Photo by Stuart Miles

The writing life may be a solitary one but that doesn’t mean you can’t access the help that is out there. This starts with where you choose to compose your work. After you select an article, you have the option of typing directly on Content Runner or writing it elsewhere and then pasting it here. I use a combination of both. Content Runner’s platform allows you to use bolding, underlining, bullet points, and other word processing features in addition to inserting links into your article at the client’s request.

When I do work type here directly, I transfer it to Word after every paragraph or so in case my computer suddenly crashes. I’ve also been known to hit CTRL + X instead of CTRL + C in the past and lose all my work in one clumsy move. When that happens to you more than once, you learn to be overly cautious. Either way, my work ends up on Microsoft Word eventually and that provides me with all kinds of feedback.

Why Word is My Favorite

I do several things after completing each article. The first is to run a spelling and grammar check on Word. It corrects me as I type, but I find that stopping to fix the errors interrupts my train of thought. I have this ingrained habit of writing long and passive sentences that I wouldn’t know to correct if it wasn’t for the review feature of Word. It also provides the following useful statistics:

• Word count
• Character count
• Paragraph
• Sentences
• Sentences per paragraph
• Words per sentence
• Characters per word
• Passive sentence percentage
• Reading ease
• Reading grade level

While this might seem like overkill, it’s writer nirvana for me. As you know, all assignments come with a desired word count. Both Word and the Content Runner platform provide that. Some clients also request me to write content at a certain grade level. I love big words and I cannot lie. That feature helps me scale back on my tendency to be verbose when necessary.

Grammarly and Hemingway

The one downside of Word is that it comes as part of a larger Microsoft Office software program that you must purchase and download onto your computer. The cost is a factor for some people, as is the disc storage space that it requires. For those who prefer a desktop application, Grammarly and Hemingway are both good options. They point out spelling errors, passive sentences, parts of your writing that are difficult to read, and other essential information. I tried using both of these applications for about a month recently when I inherited an Internet-only computer from my late mother. I did end up going back to my laptop with Word installed on it.

The one thing I disliked about Grammarly is that it was always trying to get me to upgrade to a paid subscription. It told me basic errors for free and then said I could only see critical errors if I upgraded. I’m assuming they weren’t too critical because no one asked for a revision and Grammarly itself sent me a report stating I was more accurate than 91 percent of its users. It also pointed out things that were often correct.

My daughter, who is a junior in high school, told me about Hemingway. I can see how it would be useful for someone writing term papers, but I didn’t find it as helpful for the type of writing we do at Content Runner. The Hemmingway app points out:

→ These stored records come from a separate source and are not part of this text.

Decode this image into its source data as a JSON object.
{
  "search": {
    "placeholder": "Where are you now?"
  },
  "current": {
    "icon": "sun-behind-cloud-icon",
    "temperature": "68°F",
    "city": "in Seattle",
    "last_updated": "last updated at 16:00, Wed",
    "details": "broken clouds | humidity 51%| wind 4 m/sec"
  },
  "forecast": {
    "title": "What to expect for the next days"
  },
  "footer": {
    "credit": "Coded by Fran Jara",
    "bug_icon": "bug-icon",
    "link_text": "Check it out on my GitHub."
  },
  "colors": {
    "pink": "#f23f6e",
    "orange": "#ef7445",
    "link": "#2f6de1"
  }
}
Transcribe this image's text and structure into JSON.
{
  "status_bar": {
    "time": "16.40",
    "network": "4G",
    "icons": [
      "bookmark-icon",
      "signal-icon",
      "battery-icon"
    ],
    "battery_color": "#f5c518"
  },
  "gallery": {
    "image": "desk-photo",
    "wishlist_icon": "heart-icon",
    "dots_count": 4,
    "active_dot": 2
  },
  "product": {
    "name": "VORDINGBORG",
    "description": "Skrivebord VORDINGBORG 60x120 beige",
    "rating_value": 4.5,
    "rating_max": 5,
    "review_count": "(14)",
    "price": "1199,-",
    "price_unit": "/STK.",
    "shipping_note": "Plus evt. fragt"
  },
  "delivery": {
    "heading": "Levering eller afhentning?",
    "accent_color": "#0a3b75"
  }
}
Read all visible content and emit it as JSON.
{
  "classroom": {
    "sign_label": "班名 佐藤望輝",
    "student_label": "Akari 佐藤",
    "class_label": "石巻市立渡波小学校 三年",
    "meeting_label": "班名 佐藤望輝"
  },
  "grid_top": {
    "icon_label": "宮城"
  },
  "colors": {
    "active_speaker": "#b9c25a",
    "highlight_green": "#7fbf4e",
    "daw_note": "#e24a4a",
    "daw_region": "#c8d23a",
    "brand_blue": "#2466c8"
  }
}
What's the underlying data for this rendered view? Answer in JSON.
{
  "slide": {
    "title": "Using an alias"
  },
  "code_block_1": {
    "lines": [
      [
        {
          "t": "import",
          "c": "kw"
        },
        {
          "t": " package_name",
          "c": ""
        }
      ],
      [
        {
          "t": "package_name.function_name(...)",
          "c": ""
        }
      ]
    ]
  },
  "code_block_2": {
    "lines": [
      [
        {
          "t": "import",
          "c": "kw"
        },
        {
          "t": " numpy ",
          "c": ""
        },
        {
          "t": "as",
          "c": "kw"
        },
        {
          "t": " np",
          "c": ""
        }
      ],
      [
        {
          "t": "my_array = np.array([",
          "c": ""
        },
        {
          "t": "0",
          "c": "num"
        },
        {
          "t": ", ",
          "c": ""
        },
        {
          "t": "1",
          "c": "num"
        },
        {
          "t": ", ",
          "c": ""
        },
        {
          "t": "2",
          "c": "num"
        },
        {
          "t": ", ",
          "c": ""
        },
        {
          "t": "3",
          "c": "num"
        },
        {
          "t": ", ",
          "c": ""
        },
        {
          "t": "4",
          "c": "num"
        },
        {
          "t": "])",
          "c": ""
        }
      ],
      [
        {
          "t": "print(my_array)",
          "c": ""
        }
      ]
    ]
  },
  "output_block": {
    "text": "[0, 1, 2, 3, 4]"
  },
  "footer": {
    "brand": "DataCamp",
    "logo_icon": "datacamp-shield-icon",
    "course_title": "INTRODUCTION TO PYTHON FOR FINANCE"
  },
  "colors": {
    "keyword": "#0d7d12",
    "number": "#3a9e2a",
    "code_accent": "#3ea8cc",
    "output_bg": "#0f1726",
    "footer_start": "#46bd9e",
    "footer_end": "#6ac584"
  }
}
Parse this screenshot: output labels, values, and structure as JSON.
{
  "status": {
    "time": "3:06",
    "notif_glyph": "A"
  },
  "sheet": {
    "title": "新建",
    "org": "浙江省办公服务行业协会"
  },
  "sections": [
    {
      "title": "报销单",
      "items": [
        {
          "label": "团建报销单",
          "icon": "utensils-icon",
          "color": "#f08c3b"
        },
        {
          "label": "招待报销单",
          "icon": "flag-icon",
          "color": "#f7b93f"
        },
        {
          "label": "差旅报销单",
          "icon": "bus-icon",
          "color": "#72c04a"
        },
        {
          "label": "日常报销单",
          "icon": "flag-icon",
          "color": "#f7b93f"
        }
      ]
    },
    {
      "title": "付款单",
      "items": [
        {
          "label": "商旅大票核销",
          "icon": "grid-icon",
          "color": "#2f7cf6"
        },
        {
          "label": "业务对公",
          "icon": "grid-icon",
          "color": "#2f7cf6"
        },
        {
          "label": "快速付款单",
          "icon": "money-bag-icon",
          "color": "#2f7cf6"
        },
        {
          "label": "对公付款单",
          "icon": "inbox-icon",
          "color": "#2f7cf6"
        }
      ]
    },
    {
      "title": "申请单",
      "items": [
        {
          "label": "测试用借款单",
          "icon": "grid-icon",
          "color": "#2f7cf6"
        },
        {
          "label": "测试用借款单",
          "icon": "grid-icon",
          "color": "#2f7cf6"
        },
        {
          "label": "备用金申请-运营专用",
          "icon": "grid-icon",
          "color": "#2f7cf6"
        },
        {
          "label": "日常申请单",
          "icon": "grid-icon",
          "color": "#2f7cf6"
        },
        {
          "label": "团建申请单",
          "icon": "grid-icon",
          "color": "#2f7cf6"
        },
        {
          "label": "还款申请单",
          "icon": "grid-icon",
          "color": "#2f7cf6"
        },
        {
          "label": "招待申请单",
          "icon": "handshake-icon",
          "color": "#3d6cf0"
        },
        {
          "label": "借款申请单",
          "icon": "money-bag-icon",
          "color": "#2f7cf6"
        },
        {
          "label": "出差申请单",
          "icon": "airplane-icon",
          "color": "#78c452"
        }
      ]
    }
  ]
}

• Hard to read sentences
• Very hard to read sentences
• Phrases with a simpler alternative
• Passive sentences
• Adverbs

I often got dinged for hard to read sentences because I included list items. I also don’t see the problem with using a lot of adverbs for descriptive purposes. However, everyone has their own preferences and you may favor one of these desktop applications over Word.


Way back in the spring of 2011, which was long before I found Content Runner, another site I wrote for returned an article stating that it didn’t pass Copyscape. I didn’t know what that meant and felt insulted at the insinuation that my work wasn’t original. It turns out that some of the phrases showed up elsewhere on the Internet. This is a common problem, especially when you write multiple articles about a single topic.

Users can enter up to 2,000 words of text into Copyscape and it returns results in about a second. I now run a Copyscape check for everything I write. It costs me five cents a search but that is well worth it to me. I haven’t gotten one of those embarrassing emails since.

Sites to Improve Writing and SEO Skills

I have known I wanted to be a writer since age eight, many moons ago. However, online content writing was entirely new to me when I stumbled upon it four years ago. It had also been a while since I had written any type of article. Let’s just say I had tons of bad habits. Since I really wanted my new career to pan out, I devoted some time each day to improving my writing. I used sites like Purdue Owl and Grammar Girl as well as purchased the Associated Press (AP) Style Guide. The site I wrote for the most at that time required everyone to write in AP style.

I have recently discovered the website Copyblogger that is the Internet’s authority on all things copywriting. Writing for search engine optimization wasn’t a skill I automatically possessed in the beginning. It requires an understanding of keyword density and Google page rankings for starters. Back in 2011, clients placed a greater emphasis on keywords than they do now. That’s because Google frequently changes its rules and now stresses quality content over keyword stuffing. Speaking of Google, just enter a search on learning SEO skills to find many free resources.

I hope these hacks have been helpful to you. Please comment below with anything you use to make the writing life easier.